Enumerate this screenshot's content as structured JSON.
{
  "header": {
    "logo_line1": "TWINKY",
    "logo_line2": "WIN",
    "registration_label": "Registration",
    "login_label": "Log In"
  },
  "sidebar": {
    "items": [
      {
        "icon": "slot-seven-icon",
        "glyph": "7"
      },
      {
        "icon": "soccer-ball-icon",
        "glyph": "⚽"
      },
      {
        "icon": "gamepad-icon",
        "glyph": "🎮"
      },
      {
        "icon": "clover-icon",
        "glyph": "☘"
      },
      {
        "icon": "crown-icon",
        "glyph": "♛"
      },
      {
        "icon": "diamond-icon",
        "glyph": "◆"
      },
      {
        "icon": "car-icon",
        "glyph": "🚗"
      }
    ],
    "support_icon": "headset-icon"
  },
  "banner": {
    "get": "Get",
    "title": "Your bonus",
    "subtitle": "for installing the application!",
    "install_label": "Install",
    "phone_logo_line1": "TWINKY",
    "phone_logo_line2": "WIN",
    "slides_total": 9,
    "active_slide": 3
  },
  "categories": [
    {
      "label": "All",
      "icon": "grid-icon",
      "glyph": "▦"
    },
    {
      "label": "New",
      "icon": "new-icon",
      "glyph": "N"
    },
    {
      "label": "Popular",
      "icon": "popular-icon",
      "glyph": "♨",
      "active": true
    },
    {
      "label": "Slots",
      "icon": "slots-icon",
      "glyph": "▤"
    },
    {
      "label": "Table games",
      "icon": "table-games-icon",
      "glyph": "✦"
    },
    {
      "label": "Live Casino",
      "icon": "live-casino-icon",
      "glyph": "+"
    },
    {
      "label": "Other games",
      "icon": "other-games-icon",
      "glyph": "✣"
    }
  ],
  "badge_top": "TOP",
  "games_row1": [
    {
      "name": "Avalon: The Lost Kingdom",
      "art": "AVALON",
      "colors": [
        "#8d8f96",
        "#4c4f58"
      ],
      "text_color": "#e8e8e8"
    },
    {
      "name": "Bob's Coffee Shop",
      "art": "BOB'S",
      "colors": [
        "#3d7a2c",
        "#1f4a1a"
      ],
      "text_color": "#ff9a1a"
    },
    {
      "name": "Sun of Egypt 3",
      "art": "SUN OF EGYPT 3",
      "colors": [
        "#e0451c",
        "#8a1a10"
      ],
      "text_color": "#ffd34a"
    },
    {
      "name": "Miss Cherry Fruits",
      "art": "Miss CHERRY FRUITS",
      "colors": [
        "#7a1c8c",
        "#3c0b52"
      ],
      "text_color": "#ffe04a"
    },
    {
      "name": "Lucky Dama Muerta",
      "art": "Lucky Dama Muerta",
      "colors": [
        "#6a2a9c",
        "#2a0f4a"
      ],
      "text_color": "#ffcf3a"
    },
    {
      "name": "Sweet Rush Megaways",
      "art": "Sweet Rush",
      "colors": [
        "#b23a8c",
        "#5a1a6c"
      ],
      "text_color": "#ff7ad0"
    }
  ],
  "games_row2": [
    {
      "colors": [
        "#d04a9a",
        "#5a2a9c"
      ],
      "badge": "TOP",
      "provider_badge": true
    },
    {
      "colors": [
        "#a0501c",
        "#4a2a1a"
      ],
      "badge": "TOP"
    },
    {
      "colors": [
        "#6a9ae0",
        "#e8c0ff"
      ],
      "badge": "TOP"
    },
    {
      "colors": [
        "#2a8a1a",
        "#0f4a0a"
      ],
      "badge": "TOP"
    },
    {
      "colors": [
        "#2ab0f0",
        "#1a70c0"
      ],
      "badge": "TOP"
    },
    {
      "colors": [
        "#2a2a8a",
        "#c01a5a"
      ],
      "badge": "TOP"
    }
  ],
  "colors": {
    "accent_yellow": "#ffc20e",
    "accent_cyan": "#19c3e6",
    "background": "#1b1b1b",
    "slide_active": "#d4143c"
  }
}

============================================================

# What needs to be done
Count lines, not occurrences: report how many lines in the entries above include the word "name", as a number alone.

# Answer box
6